EXERCISE DETAILS
Your copy should repeat each record below exactly and contain no images.

EXERCISE MATERIALS
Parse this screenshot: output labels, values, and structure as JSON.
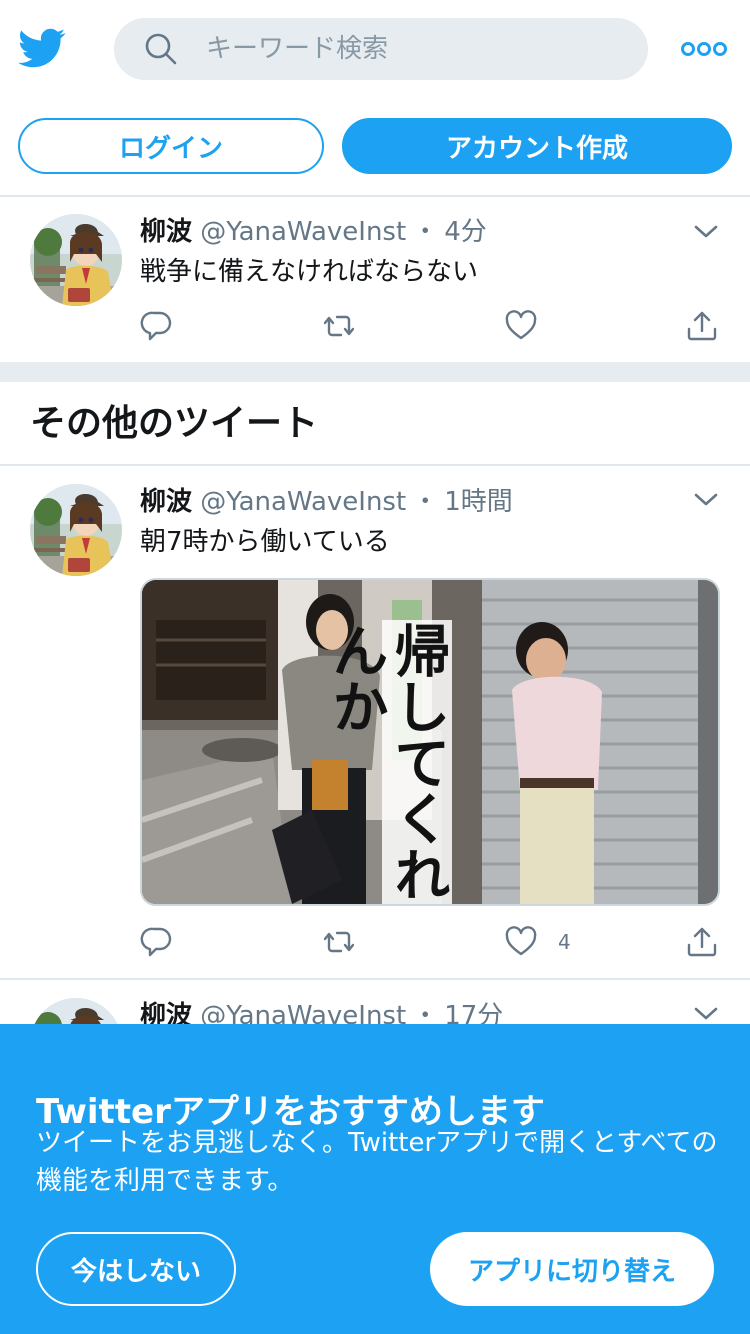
{
  "header": {
    "search_placeholder": "キーワード検索"
  },
  "auth": {
    "login_label": "ログイン",
    "signup_label": "アカウント作成"
  },
  "tweets": [
    {
      "name": "柳波",
      "handle": "@YanaWaveInst",
      "dot": "・",
      "time": "4分",
      "text": "戦争に備えなければならない",
      "like_count": ""
    },
    {
      "name": "柳波",
      "handle": "@YanaWaveInst",
      "dot": "・",
      "time": "1時間",
      "text": "朝7時から働いている",
      "like_count": "4",
      "media_caption": "帰してくれんか"
    },
    {
      "name": "柳波",
      "handle": "@YanaWaveInst",
      "dot": "・",
      "time": "17分"
    }
  ],
  "section_title": "その他のツイート",
  "banner": {
    "title": "Twitterアプリをおすすめします",
    "body": "ツイートをお見逃しなく。Twitterアプリで開くとすべての機能を利用できます。",
    "not_now_label": "今はしない",
    "switch_label": "アプリに切り替え"
  },
  "colors": {
    "brand": "#1da1f2",
    "text": "#14171a",
    "muted": "#657786",
    "divider": "#e1e8ed"
  },
  "icons": [
    "twitter-bird-icon",
    "search-icon",
    "more-dots-icon",
    "chevron-down-icon",
    "reply-icon",
    "retweet-icon",
    "like-icon",
    "share-icon"
  ]
}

PROBLEM SOLUTION
Parse this screenshot: output labels, values, and structure as JSON.
{
  "header": {
    "search_placeholder": "キーワード検索"
  },
  "auth": {
    "login_label": "ログイン",
    "signup_label": "アカウント作成"
  },
  "tweets": [
    {
      "name": "柳波",
      "handle": "@YanaWaveInst",
      "dot": "・",
      "time": "4分",
      "text": "戦争に備えなければならない",
      "like_count": ""
    },
    {
      "name": "柳波",
      "handle": "@YanaWaveInst",
      "dot": "・",
      "time": "1時間",
      "text": "朝7時から働いている",
      "like_count": "4",
      "media_caption": "帰してくれんか"
    },
    {
      "name": "柳波",
      "handle": "@YanaWaveInst",
      "dot": "・",
      "time": "17分"
    }
  ],
  "section_title": "その他のツイート",
  "banner": {
    "title": "Twitterアプリをおすすめします",
    "body": "ツイートをお見逃しなく。Twitterアプリで開くとすべての機能を利用できます。",
    "not_now_label": "今はしない",
    "switch_label": "アプリに切り替え"
  },
  "colors": {
    "brand": "#1da1f2",
    "text": "#14171a",
    "muted": "#657786",
    "divider": "#e1e8ed"
  },
  "icons": [
    "twitter-bird-icon",
    "search-icon",
    "more-dots-icon",
    "chevron-down-icon",
    "reply-icon",
    "retweet-icon",
    "like-icon",
    "share-icon"
  ]
}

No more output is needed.